____ Records to process
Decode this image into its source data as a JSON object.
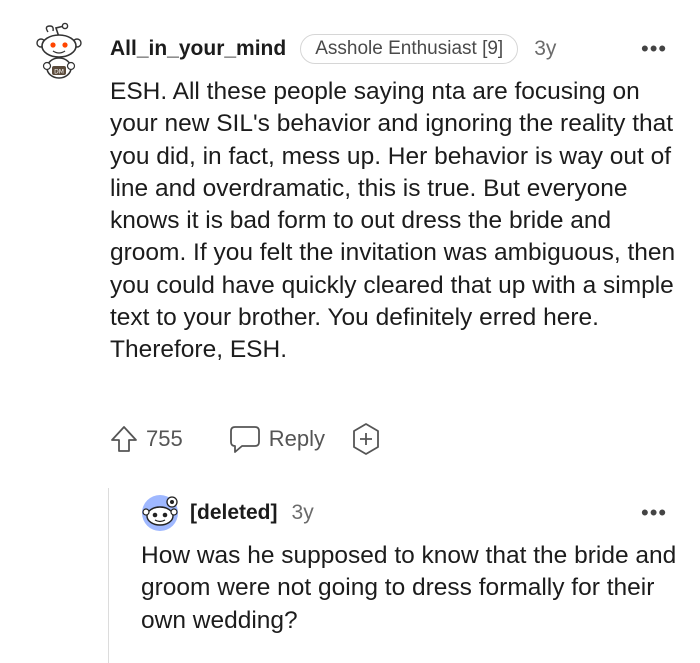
{
  "comment": {
    "avatar_icon": "reddit-snoo-avatar-icon",
    "username": "All_in_your_mind",
    "flair": "Asshole Enthusiast [9]",
    "age": "3y",
    "more_icon": "•••",
    "body": "ESH. All these people saying nta are focusing on your new SIL's behavior and ignoring the reality that you did, in fact, mess up. Her behavior is way out of line and overdramatic, this is true. But everyone knows it is bad form to out dress the bride and groom. If you felt the invitation was ambiguous, then you could have quickly cleared that up with a simple text to your brother. You definitely erred here. Therefore, ESH.",
    "score": "755",
    "reply_label": "Reply",
    "upvote_icon": "upvote-arrow-icon",
    "reply_icon": "speech-bubble-icon",
    "award_icon": "add-award-icon"
  },
  "reply": {
    "avatar_icon": "reddit-snoo-avatar-icon",
    "username": "[deleted]",
    "age": "3y",
    "more_icon": "•••",
    "body": "How was he supposed to know that the bride and groom were not going to dress formally for their own wedding?"
  },
  "colors": {
    "text": "#1c1c1c",
    "meta": "#6b6b6b",
    "thread_line": "#dcdcdc",
    "avatar2_bg": "#9fb8ff"
  }
}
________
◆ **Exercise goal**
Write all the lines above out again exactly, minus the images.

◆ **Task response**
Decode this image into its source data as a JSON object.
{
  "comment": {
    "avatar_icon": "reddit-snoo-avatar-icon",
    "username": "All_in_your_mind",
    "flair": "Asshole Enthusiast [9]",
    "age": "3y",
    "more_icon": "•••",
    "body": "ESH. All these people saying nta are focusing on your new SIL's behavior and ignoring the reality that you did, in fact, mess up. Her behavior is way out of line and overdramatic, this is true. But everyone knows it is bad form to out dress the bride and groom. If you felt the invitation was ambiguous, then you could have quickly cleared that up with a simple text to your brother. You definitely erred here. Therefore, ESH.",
    "score": "755",
    "reply_label": "Reply",
    "upvote_icon": "upvote-arrow-icon",
    "reply_icon": "speech-bubble-icon",
    "award_icon": "add-award-icon"
  },
  "reply": {
    "avatar_icon": "reddit-snoo-avatar-icon",
    "username": "[deleted]",
    "age": "3y",
    "more_icon": "•••",
    "body": "How was he supposed to know that the bride and groom were not going to dress formally for their own wedding?"
  },
  "colors": {
    "text": "#1c1c1c",
    "meta": "#6b6b6b",
    "thread_line": "#dcdcdc",
    "avatar2_bg": "#9fb8ff"
  }
}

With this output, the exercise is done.